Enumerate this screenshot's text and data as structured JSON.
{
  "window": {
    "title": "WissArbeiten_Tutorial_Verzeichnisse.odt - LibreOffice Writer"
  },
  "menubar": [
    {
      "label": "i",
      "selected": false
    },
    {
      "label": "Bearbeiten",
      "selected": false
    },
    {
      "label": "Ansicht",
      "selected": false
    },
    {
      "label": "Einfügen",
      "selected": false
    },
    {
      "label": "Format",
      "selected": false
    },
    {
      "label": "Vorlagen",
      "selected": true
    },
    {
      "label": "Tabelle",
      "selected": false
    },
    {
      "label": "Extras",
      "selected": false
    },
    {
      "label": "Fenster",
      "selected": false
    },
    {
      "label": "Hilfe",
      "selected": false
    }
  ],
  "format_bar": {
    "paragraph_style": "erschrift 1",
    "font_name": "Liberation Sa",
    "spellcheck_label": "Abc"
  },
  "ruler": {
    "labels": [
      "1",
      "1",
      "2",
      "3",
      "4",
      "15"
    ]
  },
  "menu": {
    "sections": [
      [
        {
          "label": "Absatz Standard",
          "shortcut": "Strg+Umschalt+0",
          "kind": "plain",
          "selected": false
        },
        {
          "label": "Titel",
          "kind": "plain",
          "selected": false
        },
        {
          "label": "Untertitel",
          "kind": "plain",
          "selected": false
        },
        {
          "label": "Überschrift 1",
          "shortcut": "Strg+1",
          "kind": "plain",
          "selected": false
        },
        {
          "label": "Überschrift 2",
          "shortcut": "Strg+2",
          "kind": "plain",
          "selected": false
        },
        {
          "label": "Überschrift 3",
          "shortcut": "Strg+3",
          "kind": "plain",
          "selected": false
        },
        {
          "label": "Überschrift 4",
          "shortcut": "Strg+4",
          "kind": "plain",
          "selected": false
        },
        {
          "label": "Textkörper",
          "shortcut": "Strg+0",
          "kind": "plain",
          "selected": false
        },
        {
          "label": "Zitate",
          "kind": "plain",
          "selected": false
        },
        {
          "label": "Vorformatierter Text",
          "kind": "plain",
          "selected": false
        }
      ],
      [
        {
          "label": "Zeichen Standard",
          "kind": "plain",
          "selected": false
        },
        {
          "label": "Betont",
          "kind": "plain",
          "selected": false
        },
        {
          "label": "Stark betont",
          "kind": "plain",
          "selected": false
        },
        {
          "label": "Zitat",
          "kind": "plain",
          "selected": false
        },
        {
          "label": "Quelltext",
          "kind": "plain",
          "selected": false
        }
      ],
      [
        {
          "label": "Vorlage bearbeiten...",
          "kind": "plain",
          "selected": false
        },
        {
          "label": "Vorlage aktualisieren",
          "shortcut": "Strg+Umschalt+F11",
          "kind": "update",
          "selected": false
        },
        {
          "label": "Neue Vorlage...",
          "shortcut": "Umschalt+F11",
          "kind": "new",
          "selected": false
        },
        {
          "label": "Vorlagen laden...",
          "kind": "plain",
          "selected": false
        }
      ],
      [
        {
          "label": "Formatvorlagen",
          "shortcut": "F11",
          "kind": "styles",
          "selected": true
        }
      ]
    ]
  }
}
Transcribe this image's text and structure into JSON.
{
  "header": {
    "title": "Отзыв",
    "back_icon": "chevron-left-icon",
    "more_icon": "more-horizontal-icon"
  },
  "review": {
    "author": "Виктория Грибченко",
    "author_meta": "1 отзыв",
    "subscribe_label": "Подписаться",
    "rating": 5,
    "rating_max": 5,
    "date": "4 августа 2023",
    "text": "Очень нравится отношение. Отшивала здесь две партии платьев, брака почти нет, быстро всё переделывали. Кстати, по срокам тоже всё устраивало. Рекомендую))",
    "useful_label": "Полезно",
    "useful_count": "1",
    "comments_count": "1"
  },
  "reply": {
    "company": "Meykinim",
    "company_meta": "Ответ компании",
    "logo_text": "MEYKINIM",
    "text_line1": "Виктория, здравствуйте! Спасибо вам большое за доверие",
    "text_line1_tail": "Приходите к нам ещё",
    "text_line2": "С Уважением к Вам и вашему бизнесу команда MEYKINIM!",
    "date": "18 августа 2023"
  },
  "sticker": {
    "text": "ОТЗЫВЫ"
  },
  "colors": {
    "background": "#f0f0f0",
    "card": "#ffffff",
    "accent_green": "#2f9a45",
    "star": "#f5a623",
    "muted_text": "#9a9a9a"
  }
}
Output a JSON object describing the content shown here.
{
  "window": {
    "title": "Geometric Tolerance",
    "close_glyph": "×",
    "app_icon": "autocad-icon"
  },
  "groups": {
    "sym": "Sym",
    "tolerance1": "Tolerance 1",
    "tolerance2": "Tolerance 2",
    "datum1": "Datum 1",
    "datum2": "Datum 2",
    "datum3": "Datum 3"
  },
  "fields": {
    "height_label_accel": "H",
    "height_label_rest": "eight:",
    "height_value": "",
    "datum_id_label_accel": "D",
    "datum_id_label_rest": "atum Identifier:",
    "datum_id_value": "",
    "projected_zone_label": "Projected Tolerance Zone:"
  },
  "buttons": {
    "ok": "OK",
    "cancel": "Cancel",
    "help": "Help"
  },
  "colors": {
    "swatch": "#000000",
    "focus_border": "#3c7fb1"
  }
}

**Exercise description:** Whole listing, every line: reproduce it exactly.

**Response area:**
Enumerate this screenshot's text and data as structured JSON.
{
  "window": {
    "title": "WissArbeiten_Tutorial_Verzeichnisse.odt - LibreOffice Writer"
  },
  "menubar": [
    {
      "label": "i",
      "selected": false
    },
    {
      "label": "Bearbeiten",
      "selected": false
    },
    {
      "label": "Ansicht",
      "selected": false
    },
    {
      "label": "Einfügen",
      "selected": false
    },
    {
      "label": "Format",
      "selected": false
    },
    {
      "label": "Vorlagen",
      "selected": true
    },
    {
      "label": "Tabelle",
      "selected": false
    },
    {
      "label": "Extras",
      "selected": false
    },
    {
      "label": "Fenster",
      "selected": false
    },
    {
      "label": "Hilfe",
      "selected": false
    }
  ],
  "format_bar": {
    "paragraph_style": "erschrift 1",
    "font_name": "Liberation Sa",
    "spellcheck_label": "Abc"
  },
  "ruler": {
    "labels": [
      "1",
      "1",
      "2",
      "3",
      "4",
      "15"
    ]
  },
  "menu": {
    "sections": [
      [
        {
          "label": "Absatz Standard",
          "shortcut": "Strg+Umschalt+0",
          "kind": "plain",
          "selected": false
        },
        {
          "label": "Titel",
          "kind": "plain",
          "selected": false
        },
        {
          "label": "Untertitel",
          "kind": "plain",
          "selected": false
        },
        {
          "label": "Überschrift 1",
          "shortcut": "Strg+1",
          "kind": "plain",
          "selected": false
        },
        {
          "label": "Überschrift 2",
          "shortcut": "Strg+2",
          "kind": "plain",
          "selected": false
        },
        {
          "label": "Überschrift 3",
          "shortcut": "Strg+3",
          "kind": "plain",
          "selected": false
        },
        {
          "label": "Überschrift 4",
          "shortcut": "Strg+4",
          "kind": "plain",
          "selected": false
        },
        {
          "label": "Textkörper",
          "shortcut": "Strg+0",
          "kind": "plain",
          "selected": false
        },
        {
          "label": "Zitate",
          "kind": "plain",
          "selected": false
        },
        {
          "label": "Vorformatierter Text",
          "kind": "plain",
          "selected": false
        }
      ],
      [
        {
          "label": "Zeichen Standard",
          "kind": "plain",
          "selected": false
        },
        {
          "label": "Betont",
          "kind": "plain",
          "selected": false
        },
        {
          "label": "Stark betont",
          "kind": "plain",
          "selected": false
        },
        {
          "label": "Zitat",
          "kind": "plain",
          "selected": false
        },
        {
          "label": "Quelltext",
          "kind": "plain",
          "selected": false
        }
      ],
      [
        {
          "label": "Vorlage bearbeiten...",
          "kind": "plain",
          "selected": false
        },
        {
          "label": "Vorlage aktualisieren",
          "shortcut": "Strg+Umschalt+F11",
          "kind": "update",
          "selected": false
        },
        {
          "label": "Neue Vorlage...",
          "shortcut": "Umschalt+F11",
          "kind": "new",
          "selected": false
        },
        {
          "label": "Vorlagen laden...",
          "kind": "plain",
          "selected": false
        }
      ],
      [
        {
          "label": "Formatvorlagen",
          "shortcut": "F11",
          "kind": "styles",
          "selected": true
        }
      ]
    ]
  }
}
Transcribe this image's text and structure into JSON.
{
  "header": {
    "title": "Отзыв",
    "back_icon": "chevron-left-icon",
    "more_icon": "more-horizontal-icon"
  },
  "review": {
    "author": "Виктория Грибченко",
    "author_meta": "1 отзыв",
    "subscribe_label": "Подписаться",
    "rating": 5,
    "rating_max": 5,
    "date": "4 августа 2023",
    "text": "Очень нравится отношение. Отшивала здесь две партии платьев, брака почти нет, быстро всё переделывали. Кстати, по срокам тоже всё устраивало. Рекомендую))",
    "useful_label": "Полезно",
    "useful_count": "1",
    "comments_count": "1"
  },
  "reply": {
    "company": "Meykinim",
    "company_meta": "Ответ компании",
    "logo_text": "MEYKINIM",
    "text_line1": "Виктория, здравствуйте! Спасибо вам большое за доверие",
    "text_line1_tail": "Приходите к нам ещё",
    "text_line2": "С Уважением к Вам и вашему бизнесу команда MEYKINIM!",
    "date": "18 августа 2023"
  },
  "sticker": {
    "text": "ОТЗЫВЫ"
  },
  "colors": {
    "background": "#f0f0f0",
    "card": "#ffffff",
    "accent_green": "#2f9a45",
    "star": "#f5a623",
    "muted_text": "#9a9a9a"
  }
}
Output a JSON object describing the content shown here.
{
  "window": {
    "title": "Geometric Tolerance",
    "close_glyph": "×",
    "app_icon": "autocad-icon"
  },
  "groups": {
    "sym": "Sym",
    "tolerance1": "Tolerance 1",
    "tolerance2": "Tolerance 2",
    "datum1": "Datum 1",
    "datum2": "Datum 2",
    "datum3": "Datum 3"
  },
  "fields": {
    "height_label_accel": "H",
    "height_label_rest": "eight:",
    "height_value": "",
    "datum_id_label_accel": "D",
    "datum_id_label_rest": "atum Identifier:",
    "datum_id_value": "",
    "projected_zone_label": "Projected Tolerance Zone:"
  },
  "buttons": {
    "ok": "OK",
    "cancel": "Cancel",
    "help": "Help"
  },
  "colors": {
    "swatch": "#000000",
    "focus_border": "#3c7fb1"
  }
}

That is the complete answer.